### ABOUT THIS TASK
Please return all lines from the records below that include the string "label".

┌─ DATA FOR ANALYSIS

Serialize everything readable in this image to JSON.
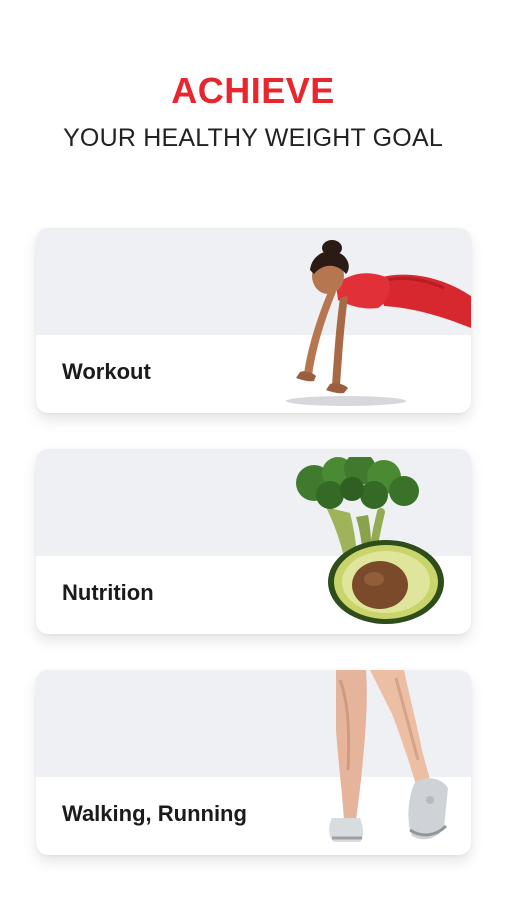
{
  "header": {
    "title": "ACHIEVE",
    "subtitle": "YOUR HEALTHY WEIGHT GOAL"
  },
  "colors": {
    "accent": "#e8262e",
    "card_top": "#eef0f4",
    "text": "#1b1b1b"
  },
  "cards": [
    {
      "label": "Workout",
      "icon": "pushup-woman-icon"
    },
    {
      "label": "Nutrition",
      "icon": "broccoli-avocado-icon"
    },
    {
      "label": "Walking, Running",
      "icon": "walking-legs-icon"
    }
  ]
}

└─
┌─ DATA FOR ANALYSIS

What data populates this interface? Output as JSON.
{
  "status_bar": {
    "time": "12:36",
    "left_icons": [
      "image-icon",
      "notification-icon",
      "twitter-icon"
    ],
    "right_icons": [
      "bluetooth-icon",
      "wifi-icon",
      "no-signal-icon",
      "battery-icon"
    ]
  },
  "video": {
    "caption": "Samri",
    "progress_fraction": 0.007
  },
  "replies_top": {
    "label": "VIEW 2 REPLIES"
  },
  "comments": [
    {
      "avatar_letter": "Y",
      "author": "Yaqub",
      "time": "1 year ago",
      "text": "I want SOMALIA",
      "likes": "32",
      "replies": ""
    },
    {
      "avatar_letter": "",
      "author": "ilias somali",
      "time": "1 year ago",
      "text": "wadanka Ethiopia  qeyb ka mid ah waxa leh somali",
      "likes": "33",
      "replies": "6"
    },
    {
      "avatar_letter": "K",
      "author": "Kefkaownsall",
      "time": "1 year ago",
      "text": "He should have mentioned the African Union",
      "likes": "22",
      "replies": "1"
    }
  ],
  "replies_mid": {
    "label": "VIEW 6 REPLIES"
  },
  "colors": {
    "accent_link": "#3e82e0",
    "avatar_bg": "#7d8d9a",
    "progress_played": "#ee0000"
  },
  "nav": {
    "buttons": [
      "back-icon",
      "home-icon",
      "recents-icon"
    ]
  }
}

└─

### OUTPUT FOR THIS EXERCISE
      "label": "Workout",
      "label": "Nutrition",
      "label": "Walking, Running",
    "label": "VIEW 2 REPLIES"
    "label": "VIEW 6 REPLIES"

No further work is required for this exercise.